* WHAT YOU WILL DO *
Go through the entries below and copy each line that holds the word "传奇霸主".
----- RECORDS FOR PROCESSING
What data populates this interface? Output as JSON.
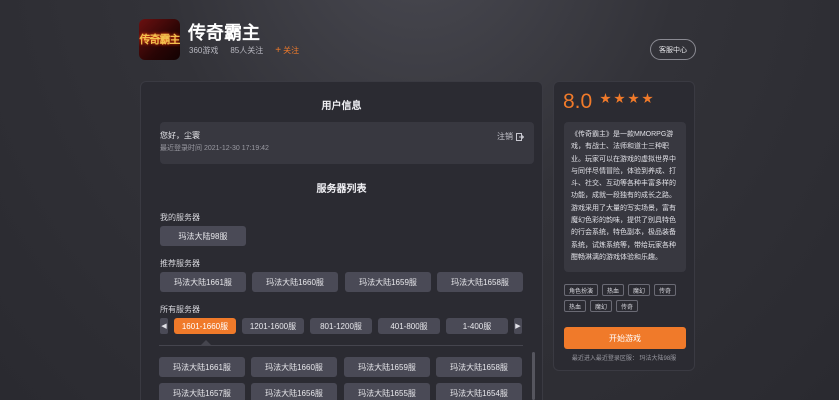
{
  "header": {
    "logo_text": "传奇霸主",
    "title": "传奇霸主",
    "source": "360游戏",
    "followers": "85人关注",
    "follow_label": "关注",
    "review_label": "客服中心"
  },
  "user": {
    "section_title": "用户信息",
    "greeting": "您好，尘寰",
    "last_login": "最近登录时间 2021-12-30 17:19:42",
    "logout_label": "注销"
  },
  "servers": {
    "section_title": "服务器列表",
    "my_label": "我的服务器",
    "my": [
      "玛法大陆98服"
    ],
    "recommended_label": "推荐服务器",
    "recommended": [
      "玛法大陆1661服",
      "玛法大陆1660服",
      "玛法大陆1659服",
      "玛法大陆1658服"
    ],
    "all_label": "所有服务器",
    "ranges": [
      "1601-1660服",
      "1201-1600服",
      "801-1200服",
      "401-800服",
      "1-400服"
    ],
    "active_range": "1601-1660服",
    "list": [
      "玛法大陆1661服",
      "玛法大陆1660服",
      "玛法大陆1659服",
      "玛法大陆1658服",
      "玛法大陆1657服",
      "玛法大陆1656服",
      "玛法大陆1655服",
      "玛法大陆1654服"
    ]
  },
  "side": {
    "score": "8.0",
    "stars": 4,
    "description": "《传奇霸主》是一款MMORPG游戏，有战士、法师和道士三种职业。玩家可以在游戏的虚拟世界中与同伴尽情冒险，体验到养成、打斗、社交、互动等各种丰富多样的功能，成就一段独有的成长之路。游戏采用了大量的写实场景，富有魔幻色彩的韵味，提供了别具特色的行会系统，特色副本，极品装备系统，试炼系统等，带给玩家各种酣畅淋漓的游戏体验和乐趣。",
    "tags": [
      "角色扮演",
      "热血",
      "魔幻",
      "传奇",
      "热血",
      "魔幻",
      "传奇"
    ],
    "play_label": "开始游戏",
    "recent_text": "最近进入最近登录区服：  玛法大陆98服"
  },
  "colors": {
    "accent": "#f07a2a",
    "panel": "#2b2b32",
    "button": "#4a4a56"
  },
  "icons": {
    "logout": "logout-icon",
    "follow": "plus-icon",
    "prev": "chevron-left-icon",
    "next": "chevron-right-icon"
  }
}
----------
* WRITTEN ANSWER *
    "logo_text": "传奇霸主",
    "title": "传奇霸主",
    "description": "《传奇霸主》是一款MMORPG游戏，有战士、法师和道士三种职业。玩家可以在游戏的虚拟世界中与同伴尽情冒险，体验到养成、打斗、社交、互动等各种丰富多样的功能，成就一段独有的成长之路。游戏采用了大量的写实场景，富有魔幻色彩的韵味，提供了别具特色的行会系统，特色副本，极品装备系统，试炼系统等，带给玩家各种酣畅淋漓的游戏体验和乐趣。",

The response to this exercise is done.